This 2013 revised reprint of the Scottish Mountaineering Club’s definitive hillwalkers’ guidebook to the Munros reflects the recent demotion of Beinn a’ Chlaidheim in the Fisherfield Hills, reducing the total number of Munros to 282. In addition, descriptions and maps throughout the book have been comprehensively revised to reflect changes to routes and access points. Since its first publication in 1985, all profits from this best-selling guidebook have been donated to the Scottish Mountaineering Trust, a charity created to promote the enjoyment, appreciation and conservation of mountains and the mountain environment.
The SMC District Guides – these are still great interest to me and I spent many nights reading about the hills and are still well worth a read. Few nowadays know about them but well worth getting hold of them, classic mountain reading if your interested in the mountains and their stories.

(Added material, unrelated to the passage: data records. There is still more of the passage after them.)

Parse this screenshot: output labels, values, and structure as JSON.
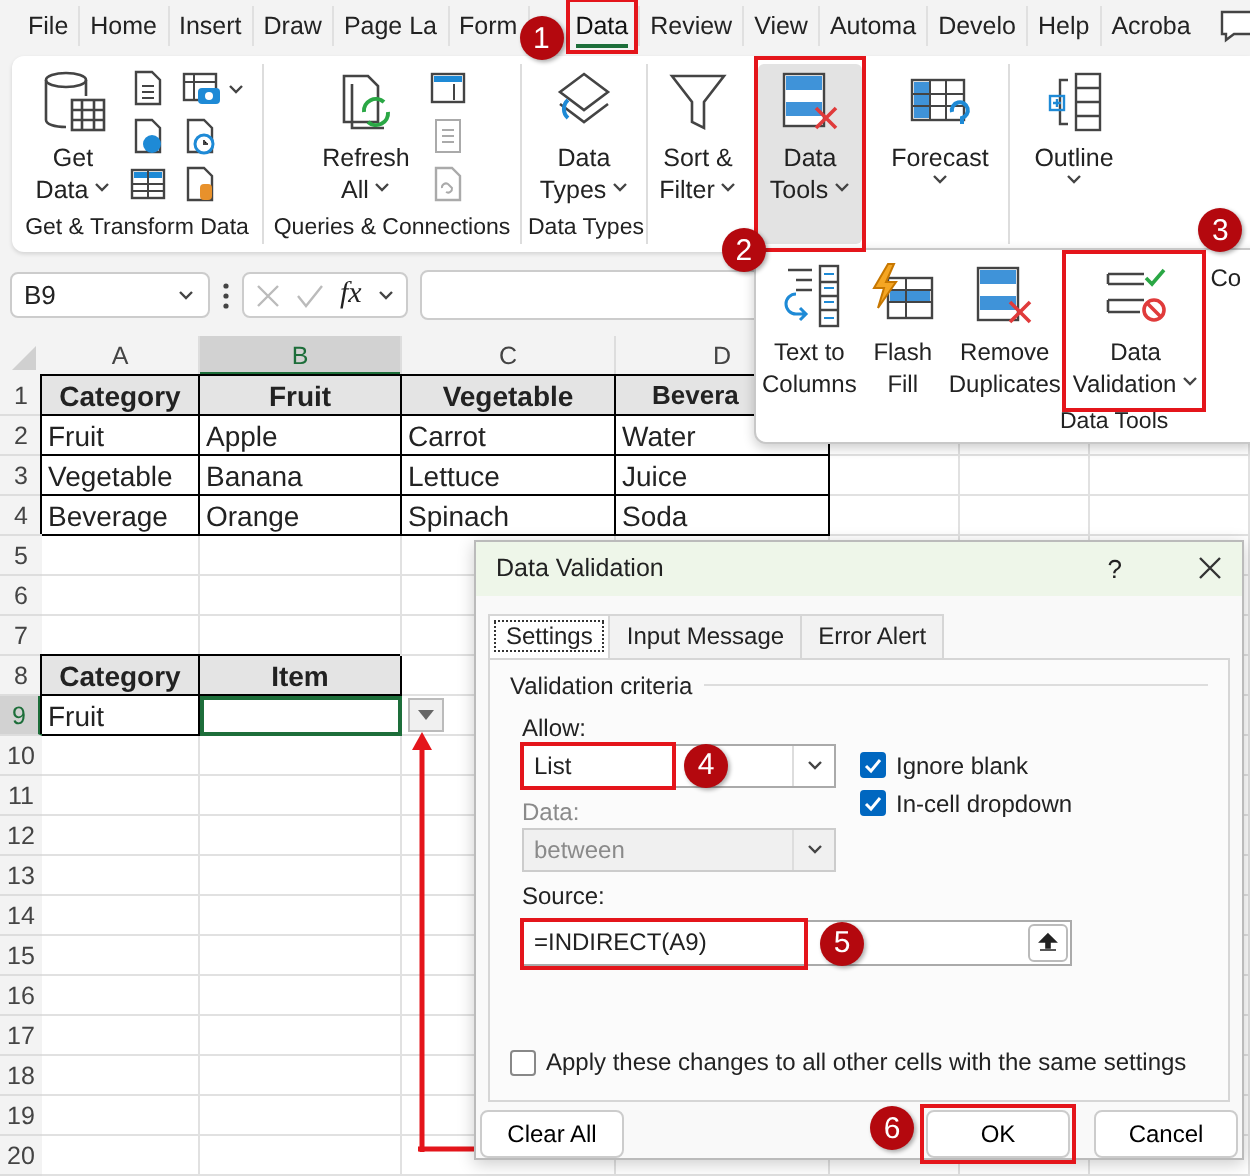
{
  "ribbon_tabs": [
    {
      "label": "File",
      "selected": false
    },
    {
      "label": "Home",
      "selected": false
    },
    {
      "label": "Insert",
      "selected": false
    },
    {
      "label": "Draw",
      "selected": false
    },
    {
      "label": "Page La",
      "selected": false
    },
    {
      "label": "Form",
      "selected": false
    },
    {
      "label": "Data",
      "selected": true
    },
    {
      "label": "Review",
      "selected": false
    },
    {
      "label": "View",
      "selected": false
    },
    {
      "label": "Automa",
      "selected": false
    },
    {
      "label": "Develo",
      "selected": false
    },
    {
      "label": "Help",
      "selected": false
    },
    {
      "label": "Acroba",
      "selected": false
    }
  ],
  "ribbon_groups": [
    {
      "label": "Get & Transform Data",
      "button": {
        "lines": [
          "Get",
          "Data"
        ],
        "pressed": false
      }
    },
    {
      "label": "Queries & Connections",
      "button": {
        "lines": [
          "Refresh",
          "All"
        ],
        "pressed": false
      }
    },
    {
      "label": "Data Types",
      "button": {
        "lines": [
          "Data",
          "Types"
        ],
        "pressed": false
      }
    },
    {
      "button": {
        "lines": [
          "Sort &",
          "Filter"
        ],
        "pressed": false
      }
    },
    {
      "button": {
        "lines": [
          "Data",
          "Tools"
        ],
        "pressed": true
      }
    },
    {
      "button": {
        "lines": [
          "Forecast"
        ],
        "pressed": false
      }
    },
    {
      "button": {
        "lines": [
          "Outline"
        ],
        "pressed": false
      }
    }
  ],
  "data_tools_menu": {
    "label": "Data Tools",
    "buttons": [
      {
        "lines": [
          "Text to",
          "Columns"
        ]
      },
      {
        "lines": [
          "Flash",
          "Fill"
        ]
      },
      {
        "lines": [
          "Remove",
          "Duplicates"
        ]
      },
      {
        "lines": [
          "Data",
          "Validation"
        ]
      },
      {
        "lines": [
          "Co"
        ]
      }
    ]
  },
  "formula_bar": {
    "name_box": "B9",
    "function_label": "fx"
  },
  "sheet": {
    "columns": [
      "A",
      "B",
      "C",
      "D"
    ],
    "rows": [
      {
        "number": "1",
        "cells": [
          {
            "text": "Category",
            "kind": "header",
            "selected": false
          },
          {
            "text": "Fruit",
            "kind": "header",
            "selected": false
          },
          {
            "text": "Vegetable",
            "kind": "header",
            "selected": false
          },
          {
            "text": "Bevera",
            "kind": "header",
            "selected": false
          }
        ]
      },
      {
        "number": "2",
        "cells": [
          {
            "text": "Fruit",
            "kind": "data",
            "selected": false
          },
          {
            "text": "Apple",
            "kind": "data",
            "selected": false
          },
          {
            "text": "Carrot",
            "kind": "data",
            "selected": false
          },
          {
            "text": "Water",
            "kind": "data",
            "selected": false
          }
        ]
      },
      {
        "number": "3",
        "cells": [
          {
            "text": "Vegetable",
            "kind": "data",
            "selected": false
          },
          {
            "text": "Banana",
            "kind": "data",
            "selected": false
          },
          {
            "text": "Lettuce",
            "kind": "data",
            "selected": false
          },
          {
            "text": "Juice",
            "kind": "data",
            "selected": false
          }
        ]
      },
      {
        "number": "4",
        "cells": [
          {
            "text": "Beverage",
            "kind": "data",
            "selected": false
          },
          {
            "text": "Orange",
            "kind": "data",
            "selected": false
          },
          {
            "text": "Spinach",
            "kind": "data",
            "selected": false
          },
          {
            "text": "Soda",
            "kind": "data",
            "selected": false
          }
        ]
      },
      {
        "number": "5"
      },
      {
        "number": "6"
      },
      {
        "number": "7"
      },
      {
        "number": "8",
        "cells": [
          {
            "text": "Category",
            "kind": "header",
            "selected": false
          },
          {
            "text": "Item",
            "kind": "header",
            "selected": false
          }
        ]
      },
      {
        "number": "9",
        "cells": [
          {
            "text": "Fruit",
            "kind": "data",
            "selected": false
          },
          {
            "text": "",
            "kind": "data",
            "selected": true
          }
        ]
      },
      {
        "number": "10"
      },
      {
        "number": "11"
      },
      {
        "number": "12"
      },
      {
        "number": "13"
      },
      {
        "number": "14"
      },
      {
        "number": "15"
      },
      {
        "number": "16"
      },
      {
        "number": "17"
      },
      {
        "number": "18"
      },
      {
        "number": "19"
      },
      {
        "number": "20"
      }
    ]
  },
  "dialog": {
    "title": "Data Validation",
    "help": "?",
    "tabs": [
      {
        "label": "Settings",
        "selected": true
      },
      {
        "label": "Input Message",
        "selected": false
      },
      {
        "label": "Error Alert",
        "selected": false
      }
    ],
    "section": "Validation criteria",
    "allow": {
      "label": "Allow:",
      "value": "List"
    },
    "data": {
      "label": "Data:",
      "value": "between",
      "disabled": true
    },
    "source": {
      "label": "Source:",
      "value": "=INDIRECT(A9)"
    },
    "options": [
      {
        "label": "Ignore blank",
        "checked": true
      },
      {
        "label": "In-cell dropdown",
        "checked": true
      }
    ],
    "apply_all": {
      "label": "Apply these changes to all other cells with the same settings",
      "checked": false
    },
    "buttons": [
      {
        "label": "Clear All"
      },
      {
        "label": "OK"
      },
      {
        "label": "Cancel"
      }
    ]
  },
  "callouts": [
    {
      "label": "1"
    },
    {
      "label": "2"
    },
    {
      "label": "3"
    },
    {
      "label": "4"
    },
    {
      "label": "5"
    },
    {
      "label": "6"
    }
  ]
}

The Scottish Mountaineering Club publishes a selection of district guidebooks covering the whole of Scotland. All books are fully illustrated with photographs and maps and include sections on history, flora, fauna, geology and land use.
The North West Highlands

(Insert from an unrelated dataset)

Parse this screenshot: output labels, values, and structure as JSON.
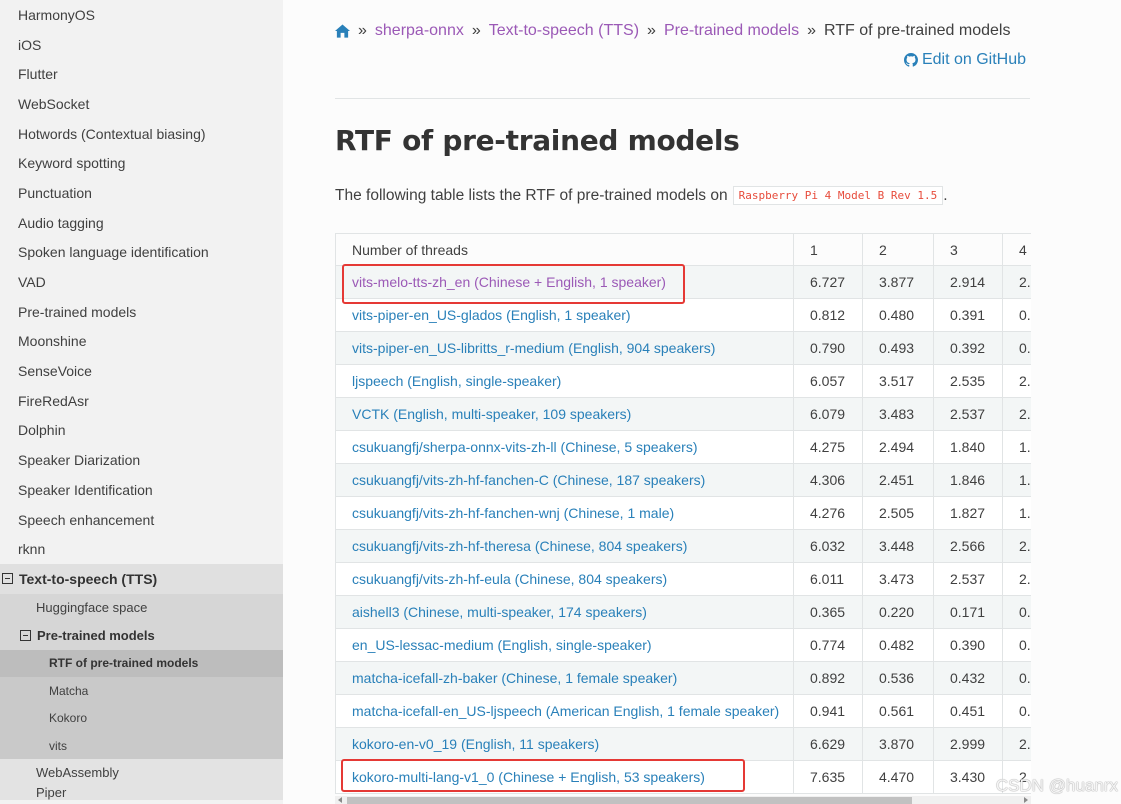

The first of the revised District Guides focuses on the area north of the Great Glen. The book features comprehensive coverage of the Munros, Corbetts, Grahams and principal other hills in Ardgour, Moidart, Knoydart, Applecross, Torridon, The Fannaichs, Coigach and Assynt.
The Central Highlands
A detailed guide of the heart of the Scottish Highlands. Includes detailed coverage of The Mamores, Ben Nevis, Grey Corries, Glen Coe, Ben Cruachan, Ben Alder and the hills of Laggan, Drumochter and Monadhliath.
A comprehensive guide to the Munros, Corbetts, Grahams and other principal hills in North East Scotland, including the diverse areas from high Cairngorms plateau to the rolling Grampian moorlands.
The Islands of Scotland including Skye
A guide to the major island groups in the Firth of Clyde, the Inner and Outer Hebrides, Orkney and Shetland. There is detailed coverage of the Munros and Corbetts on Skye, Mull, Arran, Jura, Rum and Harris.
The Southern Highlands
A detailed guide to the area readily accessible from the Central Belt including the hills bounded by Rannoch Moor, Fife and Oban.
This is worth repeating – Since its first publication in 1985, all profits from this best-selling guidebooks have been donated to the Scottish Mountaineering Trust, a charity created to promote the enjoyment, appreciation and conservation of mountains and the mountain environment.
SMT – how many know this and I think if it was updated it would be a lot more? Great work though and not well known at all?
Examples of the work of the trust
Below are shown the approximate totals of the grants made by the Trust in its major areas of activity in the period 1990-2009.
|Footpath Construction and Maintenance:||£317,000|
|Core Funding of Mountaineering Council of Scotland:||£136,500|
|Mountaineering Education and Training:||£23,000|
|Mountain Rescue Equipment and Facilities:||£56,000|
|Support of Expeditions:||£23,000|
|Renovation of Club Huts:||£143,000|